Amidst the myriad tall green and orange Daylilies, the asters continue to grow. Taller than they usually stand, they have spread out all around the garden.
It’s a nice touch, those delicate little white flowers in the breaks between the tall daylilies, some of which have reached at least my height and a few are taller.
Tomorrow, it will rain, but Sunday I can get back to the garden and see what is growing!
Yesterday, it was warm, bright, sunny and just a little bit humid. I was under the impression it was Thursday, but I woke up today and realized today is Saturday. The rain I thought was at least 24-hours away is already closing in.
It was sunny when I first woke up this morning. I saw no reason to get up at six in the morning, so I went back to bed and when I got up, the sun was gone. The sky was gray. The weather had moved on. But I looked out my kitchen window and I saw a bright daylily.
I was sure they would start to bloom soon. I thought they would bloom yesterday. Instead, they waited for today, so before I even got my coffee, I took myself outside to get some pictures. I think later it will rain and since it’s supposed to rain tomorrow, too … well … today was my picture day.
Movement. Amazing the changes that can take place overnight. I’ve lived through a warm spring day and woken to a blizzard. I’ve watched the sun blaze all morning, watched the movement of the clouds as they cover the sky and the sun disappears. Then heard and seen the first fat drops fall on the deck. A complete movement of the weather, sometimes in as little as half an hour from bright summer day to gloomy grey and rain.
I’m counting on it.
The garden is full of buds but not full of blossoms.
The only thing in bloom are a few wildflowers. They seem to have popped up from nowhere, at least they are blooming, which is more than I can say for any of the flowers.
If the rest of the week is not entirely rainy, we will have flowers and a lot of them at that. Meanwhile, here are the little wild asters. I have always been very fond of them.

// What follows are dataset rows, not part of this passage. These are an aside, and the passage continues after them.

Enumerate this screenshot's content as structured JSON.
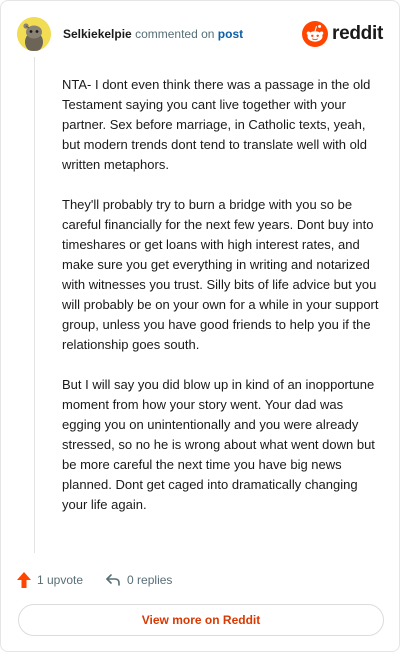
{
  "comment": {
    "username": "Selkiekelpie",
    "action_text": "commented on",
    "post_link": "post",
    "paragraphs": [
      "NTA- I dont even think there was a passage in the old Testament saying you cant live together with your partner. Sex before marriage, in Catholic texts, yeah, but modern trends dont tend to translate well with old written metaphors.",
      "They'll probably try to burn a bridge with you so be careful financially for the next few years. Dont buy into timeshares or get loans with high interest rates, and make sure you get everything in writing and notarized with witnesses you trust. Silly bits of life advice but you will probably be on your own for a while in your support group, unless you have good friends to help you if the relationship goes south.",
      "But I will say you did blow up in kind of an inopportune moment from how your story went. Your dad was egging you on unintentionally and you were already stressed, so no he is wrong about what went down but be more careful the next time you have big news planned. Dont get caged into dramatically changing your life again."
    ]
  },
  "brand": {
    "name": "reddit",
    "icon": "reddit-snoo-icon",
    "color": "#ff4500"
  },
  "actions": {
    "upvote_label": "1 upvote",
    "replies_label": "0 replies",
    "upvote_icon": "upvote-arrow-icon",
    "reply_icon": "reply-arrow-icon",
    "upvote_color": "#ff4500"
  },
  "view_button": {
    "label": "View more on Reddit",
    "color": "#d93900"
  }
}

Dainty, sweet little flowers.
The daylilies aren’t blooming yet, though I think they will be before the week is finished. Perhaps this is a good time to remember the gardens of 2018 which were a month late because of the cold spring. I think we’re doing the cold spring again with the addition of pouring rain, lightning, and wind.
Good thing the climate isn’t changing!
Solomon’s Seal is not merely a wildflower that has been tamed for gardens. It’s one of the few flowers that will bloom in full shade. It is architectural too. The arches of the plants rise multiple feet into the air with perfectly tidy little bells of flowers hanging beneath them.
My right shoulder hurts. A lot.
At least half of that is an old injury from my riding days … and the rest is probably hauling heavy pots — with and without food — in the kitchen. Trying to find a position in which I can sleep with that shoulder wrapped in a heating pad is interesting. Because it’s my right shoulder and these days, I have to sleep on my back because that’s what my back wants, I can’t find anyplace to put the electric cord that is not underneath my head.
Meanwhile, in theory, my son is coming over tomorrow to change the sink faucet — assuming his back isn’t out. I also asked him to come by (if it ever stops raining) with his big electric hedge clippers and cut down the rose bushes and rhododendrons.
There’s no way I can maintain them anymore. The flowers will get the entire garden. While the bushes will eventually grow back — probably sooner rather than later — at least I don’t have to stare at all those dead rhododendrons.
I will get a respite from our barbed wire roses and dying rhododendrons.
I find a garden full of dead bushes a bit depressing. I don’t even know WHY they died, although they sent up a bunch of new, young shoots too … so maybe this is just their way of saying goodbye to the old and hello to the new? Is that how these bushes usually work?
As for the roses, these cruel, barbed-wire bushes have been (ahem) a thorn in my arms, hands, arms, and clothing for about 17 years. I should never have planted them and they have totally taken over. They not only get tall, but they send out runners,
Merciless and cruel, I can see how they were used to protect property. No one would try to dash through those bushes. I don’t think they could unless they were carrying a flame thrower and frankly, I’m not sure the bushes would care. They are very durable. They should be properly removed by an actual gardener, but I’d have to pay someone to do it and I can’t.
At least cutting them down will give me a season’s respite from their claws. I’m sorry about the rhododendrons, though.
We didn’t plant it sensibly. Didn’t leave pathways … or rather, we did, but they got eaten by the daylilies and roses. I never imagined a time when I wouldn’t be able to just hike up there and deal with the plants. Getting old is not only not fun, but it’s also a surprise.
You can count the years all you want, but you don’t really expect them to add up to “old.” No one plans to be old, even when we are planning for retirement. We think we will stay exactly as we are with maybe a few gray hairs.
I feel bad about it. It seems like murder. I’ve always encouraged plants to grow and cutting them down feels like a betrayal. I am comforted by knowing there will still be a few roses in the back and the daylilies will go into furious growth when they don’t have to battle with the thorn bushes.
You never imagine, when you plant a garden, that one day you won’t be able to care for it. It never crosses your mind. I was planning for an energetic old age that differed in no special way from being younger.